- _Items from an interface collection_

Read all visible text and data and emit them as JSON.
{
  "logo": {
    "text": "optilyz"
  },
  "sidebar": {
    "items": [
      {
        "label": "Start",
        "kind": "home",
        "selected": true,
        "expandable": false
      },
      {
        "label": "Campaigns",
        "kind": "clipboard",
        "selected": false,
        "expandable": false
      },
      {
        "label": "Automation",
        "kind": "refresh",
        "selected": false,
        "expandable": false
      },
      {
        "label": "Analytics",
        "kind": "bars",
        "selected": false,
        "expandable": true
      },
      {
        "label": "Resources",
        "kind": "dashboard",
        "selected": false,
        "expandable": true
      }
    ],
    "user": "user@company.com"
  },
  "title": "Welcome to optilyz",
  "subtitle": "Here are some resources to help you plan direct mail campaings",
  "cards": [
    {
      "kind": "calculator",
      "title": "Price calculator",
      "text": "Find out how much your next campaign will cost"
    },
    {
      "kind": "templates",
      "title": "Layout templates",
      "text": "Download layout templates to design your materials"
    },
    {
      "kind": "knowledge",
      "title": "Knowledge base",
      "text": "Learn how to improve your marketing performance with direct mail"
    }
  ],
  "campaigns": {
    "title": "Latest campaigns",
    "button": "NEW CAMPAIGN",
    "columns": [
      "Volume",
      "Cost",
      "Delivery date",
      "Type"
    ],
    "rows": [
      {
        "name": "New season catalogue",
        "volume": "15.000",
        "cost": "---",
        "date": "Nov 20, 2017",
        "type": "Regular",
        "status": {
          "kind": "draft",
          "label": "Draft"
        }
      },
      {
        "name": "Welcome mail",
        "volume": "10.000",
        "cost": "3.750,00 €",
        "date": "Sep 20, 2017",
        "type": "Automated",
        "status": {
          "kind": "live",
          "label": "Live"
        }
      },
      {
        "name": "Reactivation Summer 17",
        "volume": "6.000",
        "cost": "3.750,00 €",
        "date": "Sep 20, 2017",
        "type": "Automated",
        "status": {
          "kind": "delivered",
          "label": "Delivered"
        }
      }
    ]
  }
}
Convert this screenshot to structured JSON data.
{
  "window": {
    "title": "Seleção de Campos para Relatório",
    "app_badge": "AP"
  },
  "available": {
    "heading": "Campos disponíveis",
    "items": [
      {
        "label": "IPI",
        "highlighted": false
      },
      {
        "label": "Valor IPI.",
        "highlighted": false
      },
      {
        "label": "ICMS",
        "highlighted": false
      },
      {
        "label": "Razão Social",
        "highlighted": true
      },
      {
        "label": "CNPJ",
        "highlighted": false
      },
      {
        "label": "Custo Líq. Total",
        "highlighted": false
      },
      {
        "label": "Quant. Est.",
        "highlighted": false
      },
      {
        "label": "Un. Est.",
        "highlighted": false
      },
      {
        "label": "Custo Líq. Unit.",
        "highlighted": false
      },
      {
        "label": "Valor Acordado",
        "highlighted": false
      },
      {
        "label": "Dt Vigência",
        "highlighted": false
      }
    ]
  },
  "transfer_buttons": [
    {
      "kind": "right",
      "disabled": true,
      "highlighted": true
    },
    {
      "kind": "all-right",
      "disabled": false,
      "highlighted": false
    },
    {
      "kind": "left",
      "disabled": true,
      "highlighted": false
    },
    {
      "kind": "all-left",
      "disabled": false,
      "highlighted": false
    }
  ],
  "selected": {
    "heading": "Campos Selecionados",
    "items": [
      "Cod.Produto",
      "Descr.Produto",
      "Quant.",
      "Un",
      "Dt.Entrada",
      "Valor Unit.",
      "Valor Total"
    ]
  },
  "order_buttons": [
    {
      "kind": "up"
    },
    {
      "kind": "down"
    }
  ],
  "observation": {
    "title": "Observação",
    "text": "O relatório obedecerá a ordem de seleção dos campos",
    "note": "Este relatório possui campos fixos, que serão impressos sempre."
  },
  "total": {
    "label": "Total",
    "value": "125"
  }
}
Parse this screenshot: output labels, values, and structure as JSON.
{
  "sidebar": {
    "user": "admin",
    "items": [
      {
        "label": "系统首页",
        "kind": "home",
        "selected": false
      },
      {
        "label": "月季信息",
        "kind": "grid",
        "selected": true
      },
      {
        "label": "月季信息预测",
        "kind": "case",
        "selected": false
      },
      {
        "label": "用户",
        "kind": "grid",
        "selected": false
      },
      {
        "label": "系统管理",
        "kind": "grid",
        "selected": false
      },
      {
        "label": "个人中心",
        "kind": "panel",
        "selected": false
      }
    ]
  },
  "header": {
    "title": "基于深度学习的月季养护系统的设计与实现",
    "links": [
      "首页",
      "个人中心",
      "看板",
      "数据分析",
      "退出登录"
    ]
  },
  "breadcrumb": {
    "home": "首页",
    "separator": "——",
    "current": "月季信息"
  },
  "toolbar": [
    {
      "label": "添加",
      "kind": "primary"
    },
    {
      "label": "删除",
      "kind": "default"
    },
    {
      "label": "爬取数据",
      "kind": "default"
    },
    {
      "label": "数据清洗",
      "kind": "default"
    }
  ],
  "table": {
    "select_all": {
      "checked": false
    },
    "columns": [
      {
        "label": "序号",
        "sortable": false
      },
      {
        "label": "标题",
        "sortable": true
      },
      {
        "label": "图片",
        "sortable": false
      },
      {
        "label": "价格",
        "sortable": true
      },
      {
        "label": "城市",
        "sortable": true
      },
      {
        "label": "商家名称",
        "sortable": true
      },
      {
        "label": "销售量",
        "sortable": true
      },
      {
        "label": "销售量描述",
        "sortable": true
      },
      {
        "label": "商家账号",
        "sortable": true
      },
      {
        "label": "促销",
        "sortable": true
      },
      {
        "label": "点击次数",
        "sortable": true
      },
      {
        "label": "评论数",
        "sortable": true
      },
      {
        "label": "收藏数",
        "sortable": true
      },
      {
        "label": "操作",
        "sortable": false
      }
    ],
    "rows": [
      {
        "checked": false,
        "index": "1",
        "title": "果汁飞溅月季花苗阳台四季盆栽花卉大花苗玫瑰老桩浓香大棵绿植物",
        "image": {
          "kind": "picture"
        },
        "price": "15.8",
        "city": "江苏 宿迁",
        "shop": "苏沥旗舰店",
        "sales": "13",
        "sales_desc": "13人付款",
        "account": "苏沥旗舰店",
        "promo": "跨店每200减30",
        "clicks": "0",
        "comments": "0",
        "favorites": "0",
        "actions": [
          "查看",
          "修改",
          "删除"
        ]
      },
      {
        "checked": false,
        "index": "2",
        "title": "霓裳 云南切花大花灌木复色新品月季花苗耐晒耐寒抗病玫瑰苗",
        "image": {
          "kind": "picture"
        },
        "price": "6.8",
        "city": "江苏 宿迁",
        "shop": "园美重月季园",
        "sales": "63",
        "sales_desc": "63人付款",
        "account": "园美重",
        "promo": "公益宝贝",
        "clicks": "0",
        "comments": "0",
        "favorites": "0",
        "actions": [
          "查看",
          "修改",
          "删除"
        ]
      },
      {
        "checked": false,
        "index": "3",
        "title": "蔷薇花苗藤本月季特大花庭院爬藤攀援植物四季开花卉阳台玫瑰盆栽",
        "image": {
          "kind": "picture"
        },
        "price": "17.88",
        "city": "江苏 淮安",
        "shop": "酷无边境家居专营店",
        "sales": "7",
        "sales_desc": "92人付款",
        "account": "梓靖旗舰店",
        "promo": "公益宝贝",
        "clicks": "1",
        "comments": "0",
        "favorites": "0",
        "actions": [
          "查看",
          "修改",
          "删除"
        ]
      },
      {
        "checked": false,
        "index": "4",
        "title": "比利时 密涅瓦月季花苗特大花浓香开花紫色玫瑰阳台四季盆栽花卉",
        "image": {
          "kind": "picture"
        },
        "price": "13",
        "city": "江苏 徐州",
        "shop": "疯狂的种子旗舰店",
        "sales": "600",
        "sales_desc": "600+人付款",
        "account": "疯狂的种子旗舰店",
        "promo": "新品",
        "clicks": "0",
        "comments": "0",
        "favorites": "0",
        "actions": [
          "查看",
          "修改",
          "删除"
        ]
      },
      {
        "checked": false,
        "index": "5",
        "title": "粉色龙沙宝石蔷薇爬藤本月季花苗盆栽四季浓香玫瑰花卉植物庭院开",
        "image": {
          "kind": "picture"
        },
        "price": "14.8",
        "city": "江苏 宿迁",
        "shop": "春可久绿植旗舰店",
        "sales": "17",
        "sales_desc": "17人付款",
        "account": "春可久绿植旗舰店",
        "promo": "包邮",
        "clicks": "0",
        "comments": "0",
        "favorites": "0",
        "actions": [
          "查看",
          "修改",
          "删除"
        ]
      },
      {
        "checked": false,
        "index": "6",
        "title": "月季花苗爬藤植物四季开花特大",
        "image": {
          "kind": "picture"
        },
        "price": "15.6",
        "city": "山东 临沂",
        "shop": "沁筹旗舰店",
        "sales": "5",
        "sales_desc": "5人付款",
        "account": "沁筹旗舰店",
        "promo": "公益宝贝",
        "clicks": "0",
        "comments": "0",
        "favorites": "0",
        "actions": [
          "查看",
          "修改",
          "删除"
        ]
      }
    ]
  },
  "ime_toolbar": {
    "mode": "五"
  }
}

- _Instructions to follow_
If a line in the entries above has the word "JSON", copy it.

- _Task answer_
Read all visible text and data and emit them as JSON.
Convert this screenshot to structured JSON data.
Parse this screenshot: output labels, values, and structure as JSON.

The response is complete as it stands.